◆ Assignment
Each line of the records has to be copied exactly, though the pictures must be left out.

^^^^^^^^

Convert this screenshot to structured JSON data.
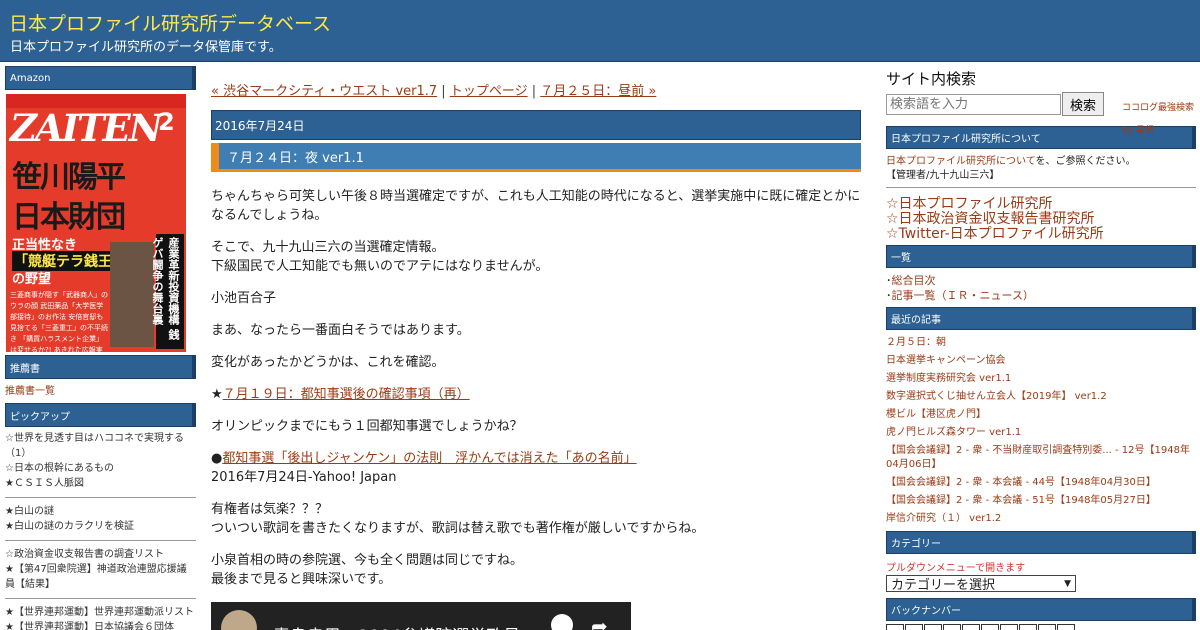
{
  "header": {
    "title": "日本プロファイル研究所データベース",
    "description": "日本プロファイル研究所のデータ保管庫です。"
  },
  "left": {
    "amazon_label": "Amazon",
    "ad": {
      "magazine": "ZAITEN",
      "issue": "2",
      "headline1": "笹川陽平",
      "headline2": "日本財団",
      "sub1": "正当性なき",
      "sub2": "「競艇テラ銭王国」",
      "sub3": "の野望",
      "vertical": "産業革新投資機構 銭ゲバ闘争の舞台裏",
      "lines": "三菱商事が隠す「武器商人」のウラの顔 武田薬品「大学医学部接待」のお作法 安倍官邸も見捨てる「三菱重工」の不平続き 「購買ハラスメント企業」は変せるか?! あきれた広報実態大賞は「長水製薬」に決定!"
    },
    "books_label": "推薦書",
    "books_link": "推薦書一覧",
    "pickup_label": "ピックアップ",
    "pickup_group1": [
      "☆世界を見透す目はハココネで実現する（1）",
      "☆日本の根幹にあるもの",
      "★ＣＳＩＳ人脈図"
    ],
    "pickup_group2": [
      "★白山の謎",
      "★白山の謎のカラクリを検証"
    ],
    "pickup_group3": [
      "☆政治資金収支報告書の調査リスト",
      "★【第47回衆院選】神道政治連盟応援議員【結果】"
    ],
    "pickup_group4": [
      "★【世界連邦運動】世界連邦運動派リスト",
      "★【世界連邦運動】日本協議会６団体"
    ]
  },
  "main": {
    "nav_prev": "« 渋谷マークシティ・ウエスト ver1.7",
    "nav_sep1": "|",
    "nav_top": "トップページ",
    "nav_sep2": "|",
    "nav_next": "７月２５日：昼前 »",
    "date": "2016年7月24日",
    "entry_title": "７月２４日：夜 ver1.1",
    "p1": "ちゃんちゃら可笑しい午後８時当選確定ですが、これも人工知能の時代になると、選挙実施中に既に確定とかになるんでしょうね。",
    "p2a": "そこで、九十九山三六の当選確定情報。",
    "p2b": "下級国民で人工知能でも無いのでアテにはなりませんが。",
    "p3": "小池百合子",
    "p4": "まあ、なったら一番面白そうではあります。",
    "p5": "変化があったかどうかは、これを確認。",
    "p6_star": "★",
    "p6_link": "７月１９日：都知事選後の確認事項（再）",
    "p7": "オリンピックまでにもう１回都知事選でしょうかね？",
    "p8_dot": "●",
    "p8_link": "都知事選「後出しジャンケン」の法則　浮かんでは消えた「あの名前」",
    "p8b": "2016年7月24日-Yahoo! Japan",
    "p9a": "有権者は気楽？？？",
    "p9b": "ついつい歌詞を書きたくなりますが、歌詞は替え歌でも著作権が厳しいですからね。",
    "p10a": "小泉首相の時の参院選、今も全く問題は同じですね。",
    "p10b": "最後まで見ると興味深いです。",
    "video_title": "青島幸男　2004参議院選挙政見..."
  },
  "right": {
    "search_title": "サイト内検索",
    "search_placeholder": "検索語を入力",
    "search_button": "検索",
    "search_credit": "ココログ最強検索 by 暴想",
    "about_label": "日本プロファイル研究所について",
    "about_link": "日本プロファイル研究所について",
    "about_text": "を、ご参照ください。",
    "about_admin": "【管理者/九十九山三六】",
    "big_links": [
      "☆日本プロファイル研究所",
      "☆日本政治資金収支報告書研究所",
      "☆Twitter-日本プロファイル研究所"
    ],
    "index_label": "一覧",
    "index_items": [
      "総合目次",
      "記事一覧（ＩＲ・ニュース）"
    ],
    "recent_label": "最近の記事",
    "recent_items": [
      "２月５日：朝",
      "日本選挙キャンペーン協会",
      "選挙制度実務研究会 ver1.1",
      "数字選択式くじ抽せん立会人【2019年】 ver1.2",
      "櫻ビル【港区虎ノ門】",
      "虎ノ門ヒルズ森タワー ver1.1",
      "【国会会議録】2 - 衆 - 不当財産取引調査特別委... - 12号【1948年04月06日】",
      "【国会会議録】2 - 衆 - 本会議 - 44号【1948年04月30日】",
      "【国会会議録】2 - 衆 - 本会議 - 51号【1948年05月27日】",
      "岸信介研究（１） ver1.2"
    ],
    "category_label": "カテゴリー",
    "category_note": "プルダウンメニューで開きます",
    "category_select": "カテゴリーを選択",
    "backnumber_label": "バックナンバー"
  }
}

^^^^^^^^

◆ Output
Convert this screenshot to structured JSON data.
{
  "header": {
    "title": "日本プロファイル研究所データベース",
    "description": "日本プロファイル研究所のデータ保管庫です。"
  },
  "left": {
    "amazon_label": "Amazon",
    "ad": {
      "magazine": "ZAITEN",
      "issue": "2",
      "headline1": "笹川陽平",
      "headline2": "日本財団",
      "sub1": "正当性なき",
      "sub2": "「競艇テラ銭王国」",
      "sub3": "の野望",
      "vertical": "産業革新投資機構 銭ゲバ闘争の舞台裏",
      "lines": "三菱商事が隠す「武器商人」のウラの顔 武田薬品「大学医学部接待」のお作法 安倍官邸も見捨てる「三菱重工」の不平続き 「購買ハラスメント企業」は変せるか?! あきれた広報実態大賞は「長水製薬」に決定!"
    },
    "books_label": "推薦書",
    "books_link": "推薦書一覧",
    "pickup_label": "ピックアップ",
    "pickup_group1": [
      "☆世界を見透す目はハココネで実現する（1）",
      "☆日本の根幹にあるもの",
      "★ＣＳＩＳ人脈図"
    ],
    "pickup_group2": [
      "★白山の謎",
      "★白山の謎のカラクリを検証"
    ],
    "pickup_group3": [
      "☆政治資金収支報告書の調査リスト",
      "★【第47回衆院選】神道政治連盟応援議員【結果】"
    ],
    "pickup_group4": [
      "★【世界連邦運動】世界連邦運動派リスト",
      "★【世界連邦運動】日本協議会６団体"
    ]
  },
  "main": {
    "nav_prev": "« 渋谷マークシティ・ウエスト ver1.7",
    "nav_sep1": "|",
    "nav_top": "トップページ",
    "nav_sep2": "|",
    "nav_next": "７月２５日：昼前 »",
    "date": "2016年7月24日",
    "entry_title": "７月２４日：夜 ver1.1",
    "p1": "ちゃんちゃら可笑しい午後８時当選確定ですが、これも人工知能の時代になると、選挙実施中に既に確定とかになるんでしょうね。",
    "p2a": "そこで、九十九山三六の当選確定情報。",
    "p2b": "下級国民で人工知能でも無いのでアテにはなりませんが。",
    "p3": "小池百合子",
    "p4": "まあ、なったら一番面白そうではあります。",
    "p5": "変化があったかどうかは、これを確認。",
    "p6_star": "★",
    "p6_link": "７月１９日：都知事選後の確認事項（再）",
    "p7": "オリンピックまでにもう１回都知事選でしょうかね？",
    "p8_dot": "●",
    "p8_link": "都知事選「後出しジャンケン」の法則　浮かんでは消えた「あの名前」",
    "p8b": "2016年7月24日-Yahoo! Japan",
    "p9a": "有権者は気楽？？？",
    "p9b": "ついつい歌詞を書きたくなりますが、歌詞は替え歌でも著作権が厳しいですからね。",
    "p10a": "小泉首相の時の参院選、今も全く問題は同じですね。",
    "p10b": "最後まで見ると興味深いです。",
    "video_title": "青島幸男　2004参議院選挙政見..."
  },
  "right": {
    "search_title": "サイト内検索",
    "search_placeholder": "検索語を入力",
    "search_button": "検索",
    "search_credit": "ココログ最強検索 by 暴想",
    "about_label": "日本プロファイル研究所について",
    "about_link": "日本プロファイル研究所について",
    "about_text": "を、ご参照ください。",
    "about_admin": "【管理者/九十九山三六】",
    "big_links": [
      "☆日本プロファイル研究所",
      "☆日本政治資金収支報告書研究所",
      "☆Twitter-日本プロファイル研究所"
    ],
    "index_label": "一覧",
    "index_items": [
      "総合目次",
      "記事一覧（ＩＲ・ニュース）"
    ],
    "recent_label": "最近の記事",
    "recent_items": [
      "２月５日：朝",
      "日本選挙キャンペーン協会",
      "選挙制度実務研究会 ver1.1",
      "数字選択式くじ抽せん立会人【2019年】 ver1.2",
      "櫻ビル【港区虎ノ門】",
      "虎ノ門ヒルズ森タワー ver1.1",
      "【国会会議録】2 - 衆 - 不当財産取引調査特別委... - 12号【1948年04月06日】",
      "【国会会議録】2 - 衆 - 本会議 - 44号【1948年04月30日】",
      "【国会会議録】2 - 衆 - 本会議 - 51号【1948年05月27日】",
      "岸信介研究（１） ver1.2"
    ],
    "category_label": "カテゴリー",
    "category_note": "プルダウンメニューで開きます",
    "category_select": "カテゴリーを選択",
    "backnumber_label": "バックナンバー"
  }
}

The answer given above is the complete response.